Containerboard Europe – In the US, November box shipments as well as the containerboard production and delivery numbers were among the most positive this year with a small increase shown against 2010 data. In Europe, market weakness persists with the deterioration of the general economic environment. Longer-than-normal Christmas time production stoppages were seen and other market-related downtime is planned to be taken during Q1 2012 in order to reduce the present over-capacity problem. The Russian entry to WTO – presumably in June 2012 – includes a reduction of import duties also in containerboards but, according to RISI, only after a 3-4 year transition period.
Further reductions in fibre prices continue to exert downside pressure on the containerboard prices across Europe. The currency movements had a mixed impact. Euro weakened by 0.9% against the USD but strengthened by about 0.3% against the weighted basket of the non-EMU currencies. Almost all of our packaging benchmarks registered further decreases but this time the retreats were quite limited. The PIX Kraftliner index retreated by 7 cents, or by 0.01%, to 535.07 EUR/ton. The PIX White-top Kraftliner index moved down by 1.39 euro, or by 0.18%, and closed at 772.08 EUR/ton. Our PIX Testliner 2 index showed no change whatsoever and remained thus at 440.85 EUR/ton. PIX Testliner 3 index fell by 10 cents, or by 0.02%, and landed at 407.64 EUR/ton. Our PIX RB Fluting index declined by 7 cents, or by 0.02%, to 394.01 EUR/ton.
Recovered paper Europe – The reductions in the consumption of printing and writing papers, in containerboards and some other key recovered paper end-use grades, cut into the supply potential of recovered paper. The demand fall precedes, however, the supply losses leading often to a temporary over-supply of recovered paper in the early phase of an economic downturn. This is, once again the situation in Europe. The relatively active imports of recovered paper by China and the other Asian markets have not fully compensated for the losses in the Western European market. This oversupply, coupled with the weaknesses in the end-product pricing have meant a long down-hill slide of the recovered paper prices. In the beginning of the year 2012, prices of recovered paper, which rose substantially during the early months of 2011, are now well below the early January 2011 levels, in OCC by 12% and in ONP/OMG by 15%.
The PIX OCC 1.04 dd benchmark lost just 1 cent, or 0.01%, and closed at 109.78 EUR/ton. The price gaps narrowed slightly in most cases. Against Testliner 2, the gap, however, widened by 1 cent to 331.07 EUR/ton. Against Testliner 3, the differential narrowed by 9 cents to 297.86 EUR/ton.
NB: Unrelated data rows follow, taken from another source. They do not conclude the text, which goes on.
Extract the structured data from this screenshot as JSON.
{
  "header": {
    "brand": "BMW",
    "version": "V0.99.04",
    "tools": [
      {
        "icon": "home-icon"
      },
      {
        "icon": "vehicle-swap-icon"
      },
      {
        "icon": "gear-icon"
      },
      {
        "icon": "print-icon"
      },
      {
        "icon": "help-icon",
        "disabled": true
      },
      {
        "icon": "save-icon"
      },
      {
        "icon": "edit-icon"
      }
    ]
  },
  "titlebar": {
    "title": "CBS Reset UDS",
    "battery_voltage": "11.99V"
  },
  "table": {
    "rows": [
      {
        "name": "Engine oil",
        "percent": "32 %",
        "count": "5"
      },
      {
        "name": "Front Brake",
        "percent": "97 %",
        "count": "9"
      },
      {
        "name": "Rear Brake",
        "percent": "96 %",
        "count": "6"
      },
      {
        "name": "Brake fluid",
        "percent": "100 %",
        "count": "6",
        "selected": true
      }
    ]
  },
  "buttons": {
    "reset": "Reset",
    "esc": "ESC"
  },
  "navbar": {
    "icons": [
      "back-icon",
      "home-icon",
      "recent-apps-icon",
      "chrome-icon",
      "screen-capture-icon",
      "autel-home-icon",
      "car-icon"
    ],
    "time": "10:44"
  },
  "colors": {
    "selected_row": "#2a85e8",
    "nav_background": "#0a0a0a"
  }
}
Against RB Fluting, the gap shrank by 6 cents to 284.23 EUR/ton.
Our PIX ONP/OMG 1.11 dd index retreated by 2 cents, or by 0.02%, landing at 129.65 EUR/ton. As the PIX Newsprint benchmark inched up, the differential to PIX ONP/OMG 1.11 widened by 9 cents to 383.69 EUR/ton.